Names. Shakespeare pondered them. Spoiled heiresses make the most of them. But surnames aren’t the problem. The real challenges are the given names — first names, rather than last.
I suppose they are our personal mark in a crowded world, but I can’t shake the feeling that the search for individuality through one’s first name has spun wildly out of control.
Every time I see a new class roster or edit a story on a high school sports team, I get more and more puzzled.
The minute that test stick turns blue, potential parents seem to lose all sense of logic.
I strongly suggest you take an extra moment to consider the following things before you name your offspring.

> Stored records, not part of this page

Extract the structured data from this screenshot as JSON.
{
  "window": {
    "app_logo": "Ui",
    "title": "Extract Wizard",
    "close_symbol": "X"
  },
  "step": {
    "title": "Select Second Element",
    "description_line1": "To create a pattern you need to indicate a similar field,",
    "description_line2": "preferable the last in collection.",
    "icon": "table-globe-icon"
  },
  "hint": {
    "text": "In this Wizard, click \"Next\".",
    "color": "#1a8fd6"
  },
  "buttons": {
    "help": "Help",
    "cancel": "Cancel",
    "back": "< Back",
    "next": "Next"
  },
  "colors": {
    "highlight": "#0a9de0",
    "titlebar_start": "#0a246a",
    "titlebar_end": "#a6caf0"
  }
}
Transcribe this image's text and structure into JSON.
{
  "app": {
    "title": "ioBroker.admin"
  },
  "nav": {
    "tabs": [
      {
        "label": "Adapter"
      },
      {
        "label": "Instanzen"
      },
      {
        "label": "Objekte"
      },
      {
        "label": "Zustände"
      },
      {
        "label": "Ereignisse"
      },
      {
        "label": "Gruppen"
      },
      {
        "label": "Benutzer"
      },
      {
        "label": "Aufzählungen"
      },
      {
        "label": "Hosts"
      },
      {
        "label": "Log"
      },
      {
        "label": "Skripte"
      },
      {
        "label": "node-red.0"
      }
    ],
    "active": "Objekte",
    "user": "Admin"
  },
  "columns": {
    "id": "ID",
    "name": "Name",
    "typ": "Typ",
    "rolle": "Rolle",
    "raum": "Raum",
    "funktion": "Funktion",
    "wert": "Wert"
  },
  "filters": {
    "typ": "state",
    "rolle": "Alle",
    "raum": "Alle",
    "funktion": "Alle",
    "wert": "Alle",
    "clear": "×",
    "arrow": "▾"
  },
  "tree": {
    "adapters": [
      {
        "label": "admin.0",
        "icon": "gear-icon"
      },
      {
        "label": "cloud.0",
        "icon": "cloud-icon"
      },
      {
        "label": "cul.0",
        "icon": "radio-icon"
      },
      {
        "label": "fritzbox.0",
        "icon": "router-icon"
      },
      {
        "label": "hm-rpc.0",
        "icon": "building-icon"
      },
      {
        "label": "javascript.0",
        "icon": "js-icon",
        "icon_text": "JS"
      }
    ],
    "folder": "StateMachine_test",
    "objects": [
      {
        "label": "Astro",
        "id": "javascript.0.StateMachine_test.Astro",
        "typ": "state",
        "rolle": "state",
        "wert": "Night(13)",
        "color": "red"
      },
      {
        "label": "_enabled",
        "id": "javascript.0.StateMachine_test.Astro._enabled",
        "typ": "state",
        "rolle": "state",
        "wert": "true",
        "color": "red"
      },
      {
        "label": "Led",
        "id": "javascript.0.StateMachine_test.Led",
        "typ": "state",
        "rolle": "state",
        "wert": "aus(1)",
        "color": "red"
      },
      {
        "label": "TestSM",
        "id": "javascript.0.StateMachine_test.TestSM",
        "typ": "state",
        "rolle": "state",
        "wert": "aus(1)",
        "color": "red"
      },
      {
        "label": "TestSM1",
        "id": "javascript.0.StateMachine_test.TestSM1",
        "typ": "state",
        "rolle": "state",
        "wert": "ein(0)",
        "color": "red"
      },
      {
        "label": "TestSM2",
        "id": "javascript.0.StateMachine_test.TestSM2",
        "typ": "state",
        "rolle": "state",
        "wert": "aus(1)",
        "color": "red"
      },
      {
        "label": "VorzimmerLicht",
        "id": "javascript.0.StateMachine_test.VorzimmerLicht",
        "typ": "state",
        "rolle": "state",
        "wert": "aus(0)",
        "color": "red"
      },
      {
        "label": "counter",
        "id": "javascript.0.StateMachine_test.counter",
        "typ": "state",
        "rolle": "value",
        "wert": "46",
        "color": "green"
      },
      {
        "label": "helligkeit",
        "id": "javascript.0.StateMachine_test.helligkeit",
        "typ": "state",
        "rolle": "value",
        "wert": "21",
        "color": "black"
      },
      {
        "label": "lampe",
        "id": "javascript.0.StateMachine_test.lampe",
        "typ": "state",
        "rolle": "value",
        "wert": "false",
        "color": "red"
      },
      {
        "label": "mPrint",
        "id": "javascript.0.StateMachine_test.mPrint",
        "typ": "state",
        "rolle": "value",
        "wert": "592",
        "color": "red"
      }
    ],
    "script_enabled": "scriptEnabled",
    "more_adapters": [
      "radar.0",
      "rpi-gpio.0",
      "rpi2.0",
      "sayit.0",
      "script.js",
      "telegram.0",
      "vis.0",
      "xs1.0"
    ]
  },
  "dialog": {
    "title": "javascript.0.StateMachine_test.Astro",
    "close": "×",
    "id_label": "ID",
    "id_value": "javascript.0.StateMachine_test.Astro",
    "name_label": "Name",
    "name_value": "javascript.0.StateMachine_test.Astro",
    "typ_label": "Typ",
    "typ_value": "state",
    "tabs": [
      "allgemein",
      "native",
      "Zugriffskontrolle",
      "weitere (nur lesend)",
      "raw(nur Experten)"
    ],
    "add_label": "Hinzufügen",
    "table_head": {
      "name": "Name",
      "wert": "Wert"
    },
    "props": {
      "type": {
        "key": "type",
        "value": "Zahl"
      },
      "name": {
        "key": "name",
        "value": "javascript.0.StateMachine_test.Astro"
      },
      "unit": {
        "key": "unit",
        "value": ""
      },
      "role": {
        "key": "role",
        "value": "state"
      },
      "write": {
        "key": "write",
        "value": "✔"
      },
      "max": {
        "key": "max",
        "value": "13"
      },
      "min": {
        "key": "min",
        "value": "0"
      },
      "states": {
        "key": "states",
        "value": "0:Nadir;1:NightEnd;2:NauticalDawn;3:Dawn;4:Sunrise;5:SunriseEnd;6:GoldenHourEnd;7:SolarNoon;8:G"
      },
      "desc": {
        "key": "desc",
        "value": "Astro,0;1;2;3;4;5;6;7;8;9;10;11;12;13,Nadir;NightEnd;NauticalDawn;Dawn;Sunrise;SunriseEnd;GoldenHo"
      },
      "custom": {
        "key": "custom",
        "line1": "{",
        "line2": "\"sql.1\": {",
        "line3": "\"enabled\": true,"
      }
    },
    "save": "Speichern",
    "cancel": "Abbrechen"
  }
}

Firstly, if a rude nickname can be made from a name, some child will shout it loudly across the playground.
Remember that teachers, future bosses and co-workers will have to be able to pronounce that name without any help from a phonetic guide.
Consider whether your child will want to go through life bearing some pretentious version of a perfectly pleasant, common moniker.
Remember people really do need to know if your child is a girl or a boy without major research being done. Remember that while you are a teenager, and sometimes well beyond, what you want most in the world is to blend in, not stand out, and certainly not because your name is “spelled weird.”
If you still choose to go forward with something different, please coach you child from an early age to be gracious when it is misspelled or mispronounced. I know youngsters who get downright abusive if you garble their strange names. I tend to remind them that having a defensive attitude will not make anyone try harder to spell or say a name correctly.
If you name your child Courtney, it is going to sound just like the other 12 Kort-nees in her homeroom class. It won’t matter if you spell it Koortney, Quartknee, or, as I most recently saw it, Courtnae. And absolutely no one is ever going to spell it right. Ever. The same goes for Mikaela, Michaela, Mikhaila, Mekeyla, Makayla or Mekaila. And then there’s Alyc.
I’d like to blame it on population growth or possibly too much morphine during labor, but it seems there were renegades more than 60 years ago, going for that one-of-a-kind name. I had a high school, Gere, who was frequently pronounced “gurrr,” but was actually Jerry.
And there was my husband’s family. The woman didn’t even drink, but my mother-in-law — an otherwise lovely lady — took great pride in the fact that each of her four children had names that were “unlike all others.” She meant well, but my husband, Lon (short for Lonel which he loathes), is frequently called Ron, Don and Lom. His twin was Landa and was assigned to a girl’s gym class almost every year. (He didn’t actually mind that so much.)
If you consider nothing else, consider the odds that your child’s name will be misspelled in the newspaper.
There’s that front-page photo showing your pride-and-joy making that winning shot, and that clever name you constructed is spelled the old-fashioned way. If you have any plans of future fame for your kids, just name them Bob or Ann. Or is it Bawb, Bobb or Rob, Anne or Ayn?
Oh, never mind.
Jean Gillette is a freelance writer longing for a few common spellings. Contact her at firstname.lastname@example.org.